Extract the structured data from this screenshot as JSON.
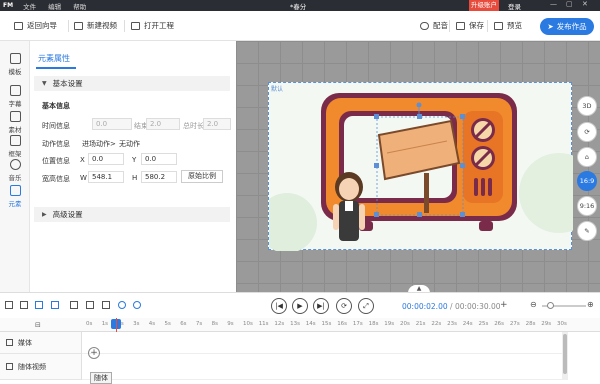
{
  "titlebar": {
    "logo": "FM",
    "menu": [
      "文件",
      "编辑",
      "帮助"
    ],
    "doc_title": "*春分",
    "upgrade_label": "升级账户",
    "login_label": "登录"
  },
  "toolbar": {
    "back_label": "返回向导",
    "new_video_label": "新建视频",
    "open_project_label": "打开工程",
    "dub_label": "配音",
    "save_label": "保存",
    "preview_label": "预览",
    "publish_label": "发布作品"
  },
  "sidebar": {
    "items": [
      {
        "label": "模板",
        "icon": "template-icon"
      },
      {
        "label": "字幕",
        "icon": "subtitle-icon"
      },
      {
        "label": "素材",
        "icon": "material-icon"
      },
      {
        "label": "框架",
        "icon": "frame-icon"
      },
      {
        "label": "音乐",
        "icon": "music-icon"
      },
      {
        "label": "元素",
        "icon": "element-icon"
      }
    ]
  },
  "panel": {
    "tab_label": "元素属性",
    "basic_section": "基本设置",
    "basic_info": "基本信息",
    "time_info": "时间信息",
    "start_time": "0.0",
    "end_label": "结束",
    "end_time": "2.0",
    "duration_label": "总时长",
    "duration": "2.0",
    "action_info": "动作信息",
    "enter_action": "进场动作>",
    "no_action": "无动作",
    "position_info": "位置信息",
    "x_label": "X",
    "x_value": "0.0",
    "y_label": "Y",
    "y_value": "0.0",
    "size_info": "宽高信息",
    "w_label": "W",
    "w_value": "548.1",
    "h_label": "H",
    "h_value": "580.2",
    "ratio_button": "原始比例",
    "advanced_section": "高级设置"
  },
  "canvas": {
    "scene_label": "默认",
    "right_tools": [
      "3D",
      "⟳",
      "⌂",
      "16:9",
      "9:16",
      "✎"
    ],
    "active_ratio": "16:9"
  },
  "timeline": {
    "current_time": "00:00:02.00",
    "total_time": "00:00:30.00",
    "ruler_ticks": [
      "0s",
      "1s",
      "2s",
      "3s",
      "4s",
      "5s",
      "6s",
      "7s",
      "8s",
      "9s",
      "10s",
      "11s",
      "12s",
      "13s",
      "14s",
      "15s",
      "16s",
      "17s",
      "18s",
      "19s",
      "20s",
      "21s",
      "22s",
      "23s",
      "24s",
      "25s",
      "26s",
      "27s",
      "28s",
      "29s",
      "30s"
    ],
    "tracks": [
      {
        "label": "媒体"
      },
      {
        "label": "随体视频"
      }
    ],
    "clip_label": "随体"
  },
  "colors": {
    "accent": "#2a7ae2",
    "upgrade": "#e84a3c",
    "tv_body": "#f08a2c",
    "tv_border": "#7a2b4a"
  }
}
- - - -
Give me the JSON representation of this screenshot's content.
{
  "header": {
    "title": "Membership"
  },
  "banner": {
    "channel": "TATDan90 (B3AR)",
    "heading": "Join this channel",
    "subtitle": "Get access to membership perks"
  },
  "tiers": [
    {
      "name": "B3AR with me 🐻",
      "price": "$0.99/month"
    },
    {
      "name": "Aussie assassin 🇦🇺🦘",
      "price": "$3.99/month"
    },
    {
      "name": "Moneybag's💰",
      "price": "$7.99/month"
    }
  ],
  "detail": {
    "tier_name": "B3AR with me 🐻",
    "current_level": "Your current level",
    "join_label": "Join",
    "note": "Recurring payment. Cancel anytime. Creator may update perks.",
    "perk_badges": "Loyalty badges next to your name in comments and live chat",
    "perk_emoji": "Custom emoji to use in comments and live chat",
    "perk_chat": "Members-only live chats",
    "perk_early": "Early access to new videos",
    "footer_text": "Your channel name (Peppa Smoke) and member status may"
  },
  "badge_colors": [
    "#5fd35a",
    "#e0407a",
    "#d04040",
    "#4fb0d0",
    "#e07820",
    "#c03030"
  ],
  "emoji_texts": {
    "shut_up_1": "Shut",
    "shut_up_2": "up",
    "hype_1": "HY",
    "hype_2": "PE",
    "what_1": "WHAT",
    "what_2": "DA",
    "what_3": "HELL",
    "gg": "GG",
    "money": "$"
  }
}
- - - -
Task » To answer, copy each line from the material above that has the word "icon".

Response area »
        "icon": "template-icon"
        "icon": "subtitle-icon"
        "icon": "material-icon"
        "icon": "frame-icon"
        "icon": "music-icon"
        "icon": "element-icon"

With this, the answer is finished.